§ **INSTRUCTIONS TO FOLLOW**:
Each entry below must be repeated exactly, with pictures left out.

§ **MATERIAL FOR THE TASK**:

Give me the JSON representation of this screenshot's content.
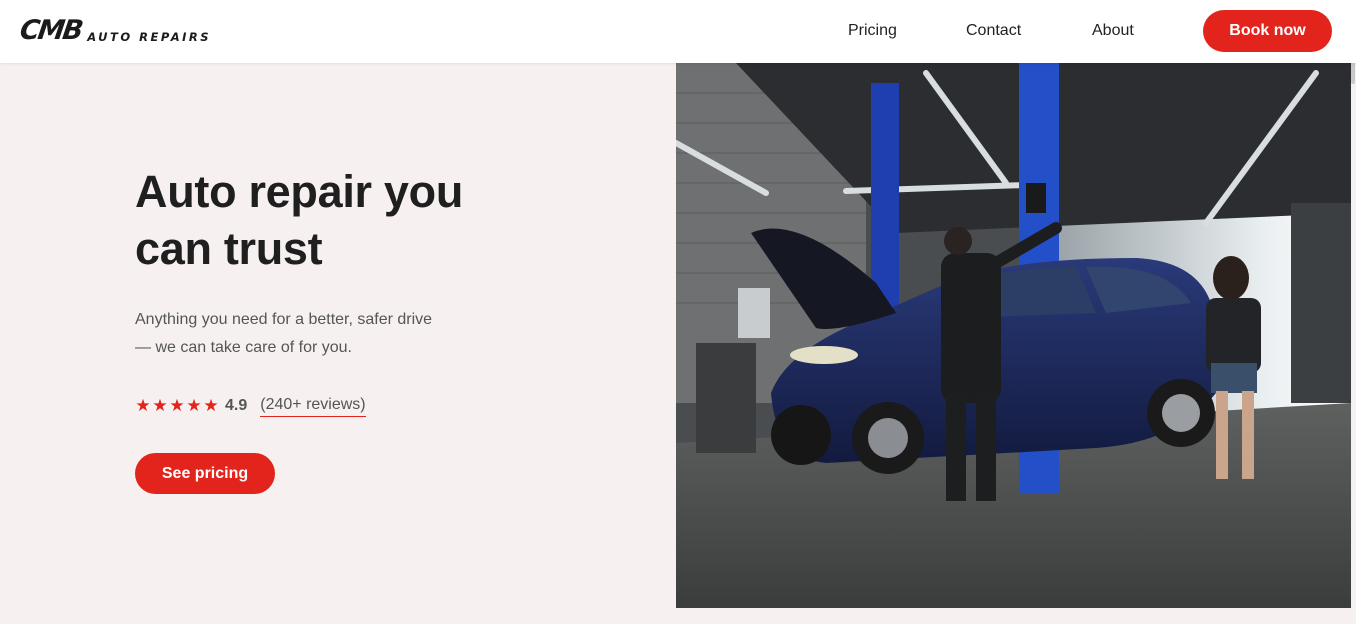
{
  "header": {
    "logo_main": "CMB",
    "logo_sub": "AUTO REPAIRS",
    "nav": [
      {
        "label": "Pricing"
      },
      {
        "label": "Contact"
      },
      {
        "label": "About"
      }
    ],
    "cta_label": "Book now"
  },
  "hero": {
    "title_line1": "Auto repair you",
    "title_line2": "can trust",
    "subtitle_line1": "Anything you need for a better, safer drive",
    "subtitle_line2": "— we can take care of for you.",
    "stars": 5,
    "rating": "4.9",
    "reviews": "(240+ reviews)",
    "button_label": "See pricing"
  },
  "colors": {
    "accent": "#e3241c",
    "background": "#f6f1f0",
    "header_bg": "#ffffff"
  }
}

§ **WRITTEN RESPONSE**:
Give me the JSON representation of this screenshot's content.
{
  "header": {
    "logo_main": "CMB",
    "logo_sub": "AUTO REPAIRS",
    "nav": [
      {
        "label": "Pricing"
      },
      {
        "label": "Contact"
      },
      {
        "label": "About"
      }
    ],
    "cta_label": "Book now"
  },
  "hero": {
    "title_line1": "Auto repair you",
    "title_line2": "can trust",
    "subtitle_line1": "Anything you need for a better, safer drive",
    "subtitle_line2": "— we can take care of for you.",
    "stars": 5,
    "rating": "4.9",
    "reviews": "(240+ reviews)",
    "button_label": "See pricing"
  },
  "colors": {
    "accent": "#e3241c",
    "background": "#f6f1f0",
    "header_bg": "#ffffff"
  }
}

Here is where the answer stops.